One area of risk we have identified is employment agencies who provide us with staff referrals. We have, however, conducted due diligence of agencies and were satisfied with the responses received.
We have previously provided support to the charity Anti-Slavery International. This has entailed attending meetings with Anti-Slavery International to brainstorm and provide ideas for how businesses can more effectively combat slavery. One of our partners, Paul Henty, ran the 2019 London Marathon and raised funds for Anti-Slavery International.
We advise several clients in different sectors and assist them in the adoption of best practice and legal compliance.
Effectiveness of policies
In general, we keep our slavery and human trafficking policies and due diligence processes under review to ensure their effectiveness in achieving the desired results.
We apply the following KPIs as metrics to determine whether our policies and procedures are producing the desired effect:
(a) audits having been completed on a significant proportion of suppliers within the relevant financial year. This is an area we need to improve on during the current financial year;
(b) the audit process not having given grounds for any concerns regarding modern slavery or human trafficking and Charles Russell Speechlys LLP not having otherwise received reports of suppliers being complicit in such practices;
(c) the completion of training for all key procurement and supply management personnel; and
(d) the implementation of an operational whistleblowing facility for staff to enable them to report on a confidential basis suspicions of modern slavery or human trafficking occurring in our business or supply chain.

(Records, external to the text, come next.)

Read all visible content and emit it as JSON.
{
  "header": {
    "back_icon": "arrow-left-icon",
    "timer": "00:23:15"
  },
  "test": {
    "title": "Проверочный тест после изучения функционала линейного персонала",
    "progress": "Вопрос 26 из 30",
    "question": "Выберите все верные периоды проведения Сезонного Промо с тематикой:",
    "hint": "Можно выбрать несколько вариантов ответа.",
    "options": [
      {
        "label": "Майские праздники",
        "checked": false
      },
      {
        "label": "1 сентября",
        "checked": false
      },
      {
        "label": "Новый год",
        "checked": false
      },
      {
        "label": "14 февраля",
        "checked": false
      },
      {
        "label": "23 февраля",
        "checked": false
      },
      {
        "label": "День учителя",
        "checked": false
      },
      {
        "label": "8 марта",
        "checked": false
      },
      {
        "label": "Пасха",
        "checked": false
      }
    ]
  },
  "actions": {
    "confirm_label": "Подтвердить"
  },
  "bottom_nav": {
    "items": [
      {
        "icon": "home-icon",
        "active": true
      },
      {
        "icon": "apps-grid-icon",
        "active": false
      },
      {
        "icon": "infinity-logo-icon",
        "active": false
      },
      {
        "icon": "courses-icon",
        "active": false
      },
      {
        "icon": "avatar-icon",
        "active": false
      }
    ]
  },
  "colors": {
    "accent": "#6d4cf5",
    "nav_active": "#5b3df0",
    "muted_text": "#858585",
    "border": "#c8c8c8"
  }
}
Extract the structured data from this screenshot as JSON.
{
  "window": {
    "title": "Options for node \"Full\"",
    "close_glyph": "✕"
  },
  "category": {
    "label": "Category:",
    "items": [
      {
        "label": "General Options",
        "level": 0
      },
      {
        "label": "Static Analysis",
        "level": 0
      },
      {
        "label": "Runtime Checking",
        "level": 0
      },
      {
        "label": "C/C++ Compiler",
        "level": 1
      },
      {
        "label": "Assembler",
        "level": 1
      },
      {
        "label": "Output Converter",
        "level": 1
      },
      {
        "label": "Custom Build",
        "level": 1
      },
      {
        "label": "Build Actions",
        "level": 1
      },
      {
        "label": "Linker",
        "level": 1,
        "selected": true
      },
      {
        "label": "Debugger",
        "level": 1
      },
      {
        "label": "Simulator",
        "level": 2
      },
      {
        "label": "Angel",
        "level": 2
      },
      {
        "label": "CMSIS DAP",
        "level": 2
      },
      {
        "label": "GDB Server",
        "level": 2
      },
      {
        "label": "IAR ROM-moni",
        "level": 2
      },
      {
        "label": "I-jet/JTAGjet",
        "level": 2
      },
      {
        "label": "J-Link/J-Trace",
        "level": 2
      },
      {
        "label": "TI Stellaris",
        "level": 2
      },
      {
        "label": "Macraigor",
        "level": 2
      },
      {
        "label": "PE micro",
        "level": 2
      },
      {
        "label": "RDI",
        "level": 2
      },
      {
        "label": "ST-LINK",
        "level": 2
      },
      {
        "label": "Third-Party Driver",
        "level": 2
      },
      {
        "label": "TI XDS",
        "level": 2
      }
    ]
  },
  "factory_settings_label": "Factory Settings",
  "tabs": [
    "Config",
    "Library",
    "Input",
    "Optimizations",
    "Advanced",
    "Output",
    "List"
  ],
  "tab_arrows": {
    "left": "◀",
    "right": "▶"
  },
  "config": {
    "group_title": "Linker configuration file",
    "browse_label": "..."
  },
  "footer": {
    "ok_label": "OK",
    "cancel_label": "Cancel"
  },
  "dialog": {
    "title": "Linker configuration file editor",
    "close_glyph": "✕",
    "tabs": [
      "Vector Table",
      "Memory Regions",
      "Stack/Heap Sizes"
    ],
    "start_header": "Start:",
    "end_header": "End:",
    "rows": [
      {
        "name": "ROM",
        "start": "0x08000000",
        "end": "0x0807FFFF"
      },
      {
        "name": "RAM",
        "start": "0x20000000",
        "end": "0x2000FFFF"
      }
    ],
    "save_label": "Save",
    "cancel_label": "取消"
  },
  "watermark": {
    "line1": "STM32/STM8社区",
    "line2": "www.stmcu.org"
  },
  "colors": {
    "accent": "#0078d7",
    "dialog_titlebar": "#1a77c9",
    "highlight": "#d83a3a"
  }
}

Any questions or queries in relation to this statement should be directed to Paul Henty email@example.com
SIGNED by SIMON RIDPATH for and on behalf of CHARLES RUSSELL SPEECHLYS LLP